|Binomial name:||Rocio Octofasciata|
The Jack Dempsey belongs to the cichlid group, endemic to the Central and Northern regions of America, extending from south of Mexico to Honduras. Its scientific name is Rocio Octofasciata, The general name by which Jack Dempsey is called has references to its violent behavior and fierce facial expression, this relates to the well-known 1920s boxer, named Jack Dempsey!
Habitat and range
You can find this Cichlid in the Central and Northern regions of America; Guatemala, Southern Mexico, Honduras and Yucatan. They are natives of bogs and several other swampy and sluggishly moving warm water bodies; they live amidst areas where there weeds grow and in muddy and sandy bottoms. Their diet consists of crustaceans, feed worms, fish and insects.
The Kack Dempsey has a sturdy structure; it is a fish with a compressed body and of oval shape, its dorsal and anal fins are sharp. This Jack Dempsey grows to a good length from 8 to 10 in, (20 to 25 cm). They survive for about 10 to 15 yrs.
The color of the Jack Dempsey is eye-catching. It has a deep purplish gray background that contrasts with its dazzling, sparkling green, blue and golden flecks. The anal and dorsal fins of the male are lengthy and pointed with a red banded border, and perhaps at the end of the tail and the body center there is a circular black spot. The color flexibility of the female is less. The body of the female is totally oval and on the dorsal fin there is a deep spot and on the lower border of the gill cover. The brilliance of the juveniles is reduced. Their background color is tan or dull gray and the flex is a dull turquoise color.
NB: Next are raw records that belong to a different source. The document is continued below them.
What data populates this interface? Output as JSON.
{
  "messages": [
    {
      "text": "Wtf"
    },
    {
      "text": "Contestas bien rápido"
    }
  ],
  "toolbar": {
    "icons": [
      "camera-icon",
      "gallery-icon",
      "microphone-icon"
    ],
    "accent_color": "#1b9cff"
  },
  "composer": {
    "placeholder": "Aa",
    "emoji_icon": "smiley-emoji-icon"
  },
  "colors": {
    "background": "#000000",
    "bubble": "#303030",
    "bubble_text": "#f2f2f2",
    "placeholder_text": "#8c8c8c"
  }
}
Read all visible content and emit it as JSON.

Growing at Home
The Jack Dempsey shows a typical way of spawning in the open. The temperature for spawning suggested is about 78o. Spawning at temperatures lower than this is impossible. In case the female is not ready to spawn, the male deals harshly on her and may not even hesitate to kill her. At the moment a couple is ready to spawn the remaining fish in the tank, is either destroyed or chased out. The Jack Dempsey is used to first cleanse the rock and then spawn over it. For this it needs a particular rock, without which it will not spawn. The size of the spawn is possibly 500 eggs, which get hatched within 3 days. Following hatching of the spawn, the couple shifts the fry to tiny holes that they dig in the gravel.
Identifying the Jack Dempsey female from the male is confusing. The female is smaller in size compared to the male and they are dull colored. The water quality suggested is neutral with hardness, ranging from soft to medium; the temperature suggested is 78 to 82 F and pH value 7.0. Jack Dempsey breed in the open, they require water that is properly oxygenated.
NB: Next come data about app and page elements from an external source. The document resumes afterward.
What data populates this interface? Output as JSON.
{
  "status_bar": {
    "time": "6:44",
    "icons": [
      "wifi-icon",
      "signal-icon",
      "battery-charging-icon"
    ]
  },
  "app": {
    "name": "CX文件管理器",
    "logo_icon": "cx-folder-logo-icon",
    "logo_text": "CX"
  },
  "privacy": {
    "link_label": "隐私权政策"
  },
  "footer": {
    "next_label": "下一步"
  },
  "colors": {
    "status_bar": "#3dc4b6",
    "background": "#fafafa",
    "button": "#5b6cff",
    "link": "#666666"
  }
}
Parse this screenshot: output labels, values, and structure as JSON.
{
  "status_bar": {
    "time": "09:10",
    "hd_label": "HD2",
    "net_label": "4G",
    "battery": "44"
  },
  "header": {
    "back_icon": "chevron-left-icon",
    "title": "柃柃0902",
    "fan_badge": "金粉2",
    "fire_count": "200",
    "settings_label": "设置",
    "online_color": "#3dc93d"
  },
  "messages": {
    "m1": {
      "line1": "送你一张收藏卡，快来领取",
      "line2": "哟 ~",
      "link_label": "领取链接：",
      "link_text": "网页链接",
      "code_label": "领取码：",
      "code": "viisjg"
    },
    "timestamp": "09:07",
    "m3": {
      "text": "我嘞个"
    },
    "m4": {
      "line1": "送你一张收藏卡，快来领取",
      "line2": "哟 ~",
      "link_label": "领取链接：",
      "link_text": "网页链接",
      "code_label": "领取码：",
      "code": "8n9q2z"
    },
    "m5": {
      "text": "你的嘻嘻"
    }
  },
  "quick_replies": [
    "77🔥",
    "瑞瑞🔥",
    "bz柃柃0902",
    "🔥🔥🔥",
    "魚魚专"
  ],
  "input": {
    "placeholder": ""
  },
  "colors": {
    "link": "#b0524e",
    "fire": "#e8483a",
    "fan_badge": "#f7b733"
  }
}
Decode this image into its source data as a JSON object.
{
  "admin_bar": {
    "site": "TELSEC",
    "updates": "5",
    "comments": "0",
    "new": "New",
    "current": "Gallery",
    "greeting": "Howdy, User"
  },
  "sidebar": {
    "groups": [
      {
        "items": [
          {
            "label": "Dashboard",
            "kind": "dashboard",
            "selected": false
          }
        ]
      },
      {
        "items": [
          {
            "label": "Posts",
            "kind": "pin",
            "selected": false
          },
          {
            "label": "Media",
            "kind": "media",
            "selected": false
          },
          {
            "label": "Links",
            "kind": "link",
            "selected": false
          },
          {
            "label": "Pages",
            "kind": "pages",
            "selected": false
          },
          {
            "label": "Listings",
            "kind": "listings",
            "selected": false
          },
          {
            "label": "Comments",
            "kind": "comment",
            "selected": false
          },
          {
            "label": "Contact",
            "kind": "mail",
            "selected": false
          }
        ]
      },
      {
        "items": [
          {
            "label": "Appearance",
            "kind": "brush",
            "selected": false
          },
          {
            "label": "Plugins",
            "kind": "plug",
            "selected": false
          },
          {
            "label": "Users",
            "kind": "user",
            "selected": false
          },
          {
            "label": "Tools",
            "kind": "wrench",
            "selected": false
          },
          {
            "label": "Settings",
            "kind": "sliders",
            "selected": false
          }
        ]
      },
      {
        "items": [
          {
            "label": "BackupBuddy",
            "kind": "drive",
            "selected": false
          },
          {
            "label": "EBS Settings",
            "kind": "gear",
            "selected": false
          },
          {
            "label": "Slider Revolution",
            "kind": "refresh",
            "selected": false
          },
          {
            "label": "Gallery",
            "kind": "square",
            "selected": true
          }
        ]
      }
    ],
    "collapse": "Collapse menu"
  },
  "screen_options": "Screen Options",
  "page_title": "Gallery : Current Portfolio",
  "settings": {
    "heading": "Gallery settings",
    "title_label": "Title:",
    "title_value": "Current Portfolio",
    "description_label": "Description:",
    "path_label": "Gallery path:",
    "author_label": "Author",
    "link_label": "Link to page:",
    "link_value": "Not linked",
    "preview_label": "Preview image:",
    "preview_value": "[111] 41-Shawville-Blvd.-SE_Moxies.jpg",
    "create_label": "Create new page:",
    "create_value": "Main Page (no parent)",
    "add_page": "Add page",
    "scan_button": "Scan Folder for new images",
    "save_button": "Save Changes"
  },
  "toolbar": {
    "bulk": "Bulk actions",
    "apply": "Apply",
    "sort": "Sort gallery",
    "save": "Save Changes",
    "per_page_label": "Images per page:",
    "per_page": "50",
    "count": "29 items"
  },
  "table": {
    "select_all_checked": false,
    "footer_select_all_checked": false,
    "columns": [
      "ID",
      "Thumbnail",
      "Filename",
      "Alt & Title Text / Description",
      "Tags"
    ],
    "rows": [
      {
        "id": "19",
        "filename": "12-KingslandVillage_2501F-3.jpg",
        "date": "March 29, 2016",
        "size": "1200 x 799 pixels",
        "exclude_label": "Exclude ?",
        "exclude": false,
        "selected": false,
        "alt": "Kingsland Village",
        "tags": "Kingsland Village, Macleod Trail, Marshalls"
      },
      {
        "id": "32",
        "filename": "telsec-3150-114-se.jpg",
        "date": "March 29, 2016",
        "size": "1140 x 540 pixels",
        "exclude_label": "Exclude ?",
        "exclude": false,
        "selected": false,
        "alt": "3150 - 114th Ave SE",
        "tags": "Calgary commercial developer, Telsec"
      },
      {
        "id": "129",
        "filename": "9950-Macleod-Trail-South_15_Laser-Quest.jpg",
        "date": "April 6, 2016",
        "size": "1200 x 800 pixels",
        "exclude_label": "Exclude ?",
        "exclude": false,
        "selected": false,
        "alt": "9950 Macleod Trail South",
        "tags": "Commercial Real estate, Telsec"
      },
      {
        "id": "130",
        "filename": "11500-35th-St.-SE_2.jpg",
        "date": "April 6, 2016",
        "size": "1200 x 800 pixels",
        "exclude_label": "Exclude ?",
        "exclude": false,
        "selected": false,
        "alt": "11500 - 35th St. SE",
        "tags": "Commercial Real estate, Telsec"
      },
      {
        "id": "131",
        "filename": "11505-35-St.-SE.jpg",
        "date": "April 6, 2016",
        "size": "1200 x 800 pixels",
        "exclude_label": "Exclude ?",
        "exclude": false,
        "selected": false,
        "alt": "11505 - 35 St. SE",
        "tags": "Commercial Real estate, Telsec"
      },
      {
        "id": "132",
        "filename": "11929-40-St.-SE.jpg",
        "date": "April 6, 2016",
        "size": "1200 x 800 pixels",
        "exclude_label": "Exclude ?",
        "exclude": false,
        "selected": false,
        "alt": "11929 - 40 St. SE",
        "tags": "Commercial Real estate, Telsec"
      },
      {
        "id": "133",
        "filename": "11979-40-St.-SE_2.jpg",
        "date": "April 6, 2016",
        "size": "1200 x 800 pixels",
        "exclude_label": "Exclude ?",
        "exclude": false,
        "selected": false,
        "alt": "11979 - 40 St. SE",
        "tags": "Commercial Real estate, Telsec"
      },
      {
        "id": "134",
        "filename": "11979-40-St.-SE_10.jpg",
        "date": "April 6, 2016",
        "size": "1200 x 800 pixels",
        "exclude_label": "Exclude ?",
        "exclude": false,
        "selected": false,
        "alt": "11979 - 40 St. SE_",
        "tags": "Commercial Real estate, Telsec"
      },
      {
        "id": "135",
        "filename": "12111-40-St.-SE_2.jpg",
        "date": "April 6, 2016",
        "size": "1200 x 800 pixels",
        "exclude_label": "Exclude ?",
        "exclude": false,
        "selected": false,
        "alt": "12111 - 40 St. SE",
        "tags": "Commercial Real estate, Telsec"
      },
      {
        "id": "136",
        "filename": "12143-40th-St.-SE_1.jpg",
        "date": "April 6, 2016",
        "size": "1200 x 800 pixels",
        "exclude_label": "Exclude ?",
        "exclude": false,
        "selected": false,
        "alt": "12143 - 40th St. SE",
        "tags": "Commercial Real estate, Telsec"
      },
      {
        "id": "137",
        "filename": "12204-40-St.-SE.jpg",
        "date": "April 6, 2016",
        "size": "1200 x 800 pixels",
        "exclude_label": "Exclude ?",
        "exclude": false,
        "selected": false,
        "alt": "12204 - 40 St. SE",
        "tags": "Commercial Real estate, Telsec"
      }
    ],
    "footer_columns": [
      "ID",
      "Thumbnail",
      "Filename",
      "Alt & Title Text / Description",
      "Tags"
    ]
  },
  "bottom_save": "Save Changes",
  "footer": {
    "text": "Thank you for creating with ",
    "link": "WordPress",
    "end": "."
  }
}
The size of the tank suggested for a single fish is not less than 50 gallons, However a, bigger tank is required for many. This Jack Dempsey requires enough space for moving and a very good filtration process. Equip the tank with sufficient plants between the wood and the rocks for camouflaging. A few floating plants like Sagittaria will be cherished. Also provide fine gravel at the bottom of the tank. While arranging the plants, display them around the inner walls of the tank, leaving a central portion free for them to swim. In order to prevent the roots from uprooting, pot them or keep floating plants.
Jack Dempsey adjusts to most of the temperature conditions; even then, if the water is warm, the fish becomes aggressive. For reducing this inclination, most of the aquarists retain the temperature to a maximum of 78oF (26oC)
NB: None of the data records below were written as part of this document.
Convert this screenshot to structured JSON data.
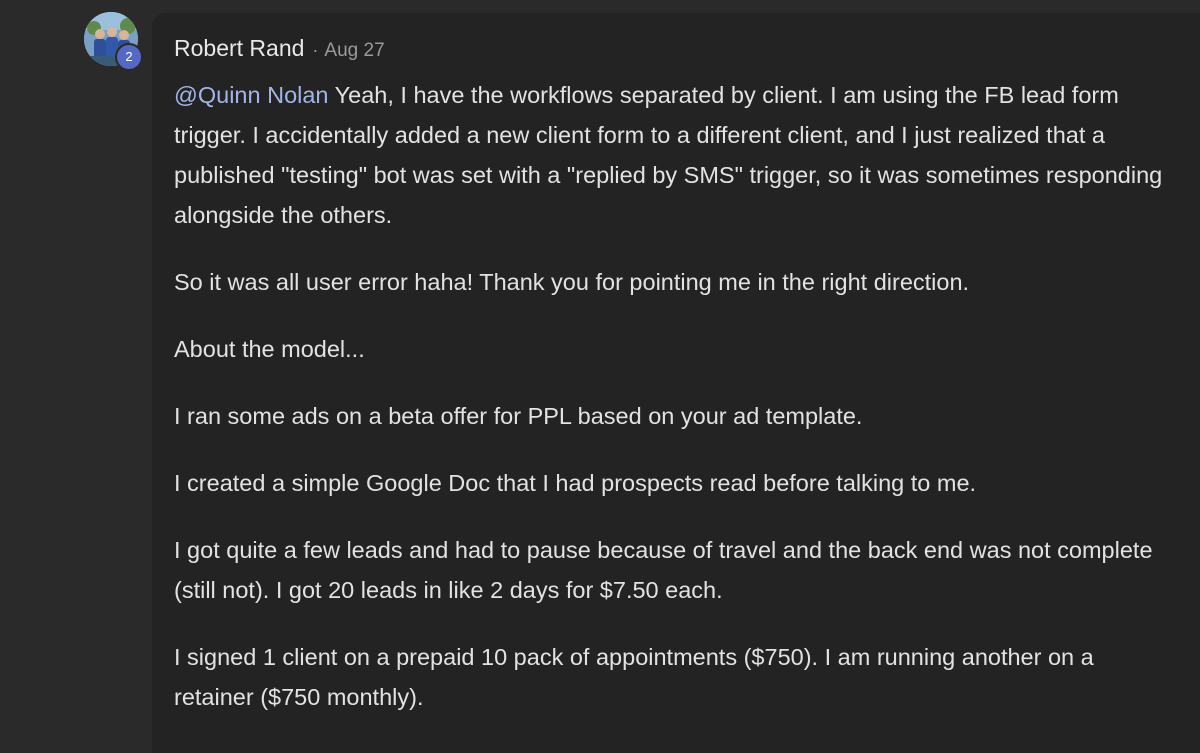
{
  "comment": {
    "author": "Robert Rand",
    "separator": "·",
    "date": "Aug 27",
    "level": "2",
    "avatar_icon": "profile-photo",
    "mention": "@Quinn Nolan",
    "paragraph_1_rest": " Yeah, I have the workflows separated by client. I am using the FB lead form trigger. I accidentally added a new client form to a different client, and I just realized that a published \"testing\" bot was set with a \"replied by SMS\" trigger, so it was sometimes responding alongside the others.",
    "paragraphs": [
      "So it was all user error haha! Thank you for pointing me in the right direction.",
      "About the model...",
      "I ran some ads on a beta offer for PPL based on your ad template.",
      "I created a simple Google Doc that I had prospects read before talking to me.",
      "I got quite a few leads and had to pause because of travel and the back end was not complete (still not). I got 20 leads in like 2 days for $7.50 each.",
      "I signed 1 client on a prepaid 10 pack of appointments ($750). I am running another on a retainer ($750 monthly)."
    ]
  },
  "colors": {
    "page_background": "#2a2a2a",
    "card_background": "#232323",
    "mention": "#a3b4e8",
    "badge": "#5468c4"
  }
}
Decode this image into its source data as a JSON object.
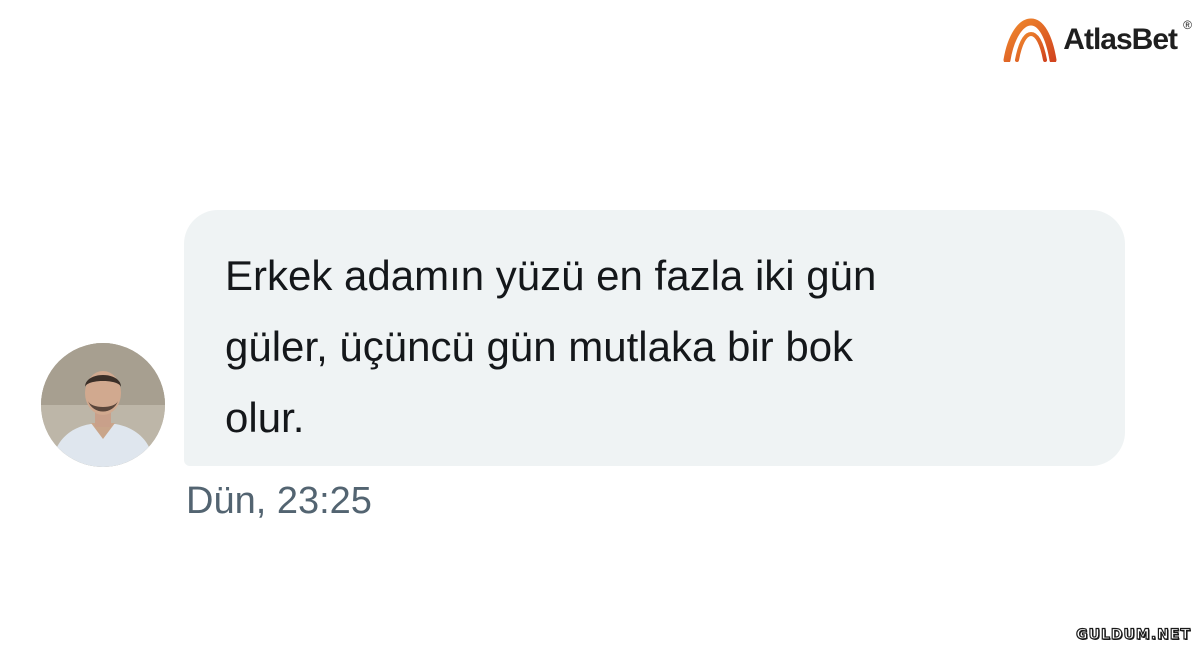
{
  "brand": {
    "name": "AtlasBet",
    "registered_mark": "®",
    "accent_color": "#e2572a"
  },
  "message": {
    "text": "Erkek adamın yüzü en fazla iki gün\ngüler, üçüncü gün mutlaka bir bok\nolur.",
    "timestamp": "Dün, 23:25",
    "bubble_color": "#eff3f4"
  },
  "watermark": {
    "text": "GULDUM.NET"
  }
}
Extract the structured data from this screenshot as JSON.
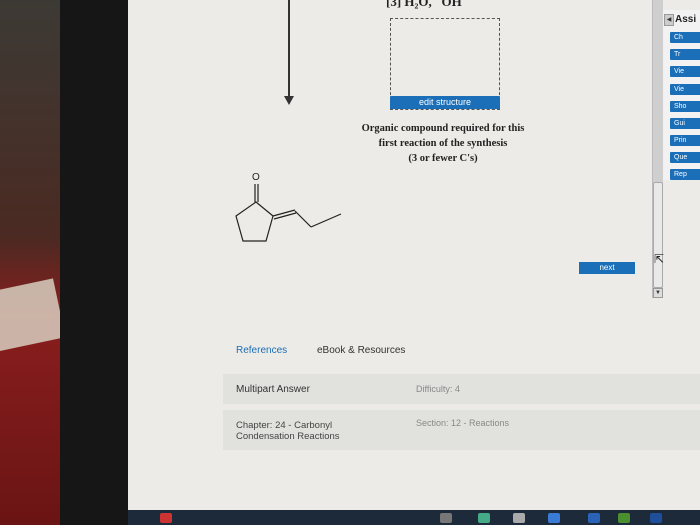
{
  "reagent_text": "[3] H₂O, ¯OH",
  "structure": {
    "edit_label": "edit structure",
    "caption_lines": [
      "Organic compound required for this",
      "first reaction of the synthesis",
      "(3 or fewer C's)"
    ]
  },
  "molecule": {
    "atom_label": "O"
  },
  "next_label": "next",
  "side_panel": {
    "title": "Assi",
    "buttons": [
      "Ch",
      "Tr",
      "Vie",
      "Vie",
      "Sho",
      "Gui",
      "Prin",
      "Que",
      "Rep"
    ],
    "accent": "#1b6fb8"
  },
  "resources": {
    "references": "References",
    "ebook": "eBook & Resources"
  },
  "question_info": {
    "type": "Multipart Answer",
    "difficulty": "Difficulty: 4",
    "chapter": "Chapter: 24 - Carbonyl Condensation Reactions",
    "section": "Section: 12 - Reactions"
  },
  "icons": [
    "arrow-down-icon",
    "cursor-icon",
    "scroll-up-icon",
    "scroll-down-icon"
  ]
}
This carnivorous Jack Dempsey consumes all frozen and prepared foods, which includes Tubifex, frozen and dried blood worms and ocean plankton, also live fish.
Jack Dempsey Setup
The tank size recommended is minimum, 40 gallons, however, in case you intend having more fish, of different sizes, in a partially aggressive tank, have the tank larger in size. A good filtration process and pure water are required for them.
Having discovered a fondness for insects while pursuing her degree in Biology, Randi Jones was quite bugged to know that people usually dismissed these little creatures as “creepy-crawlies”.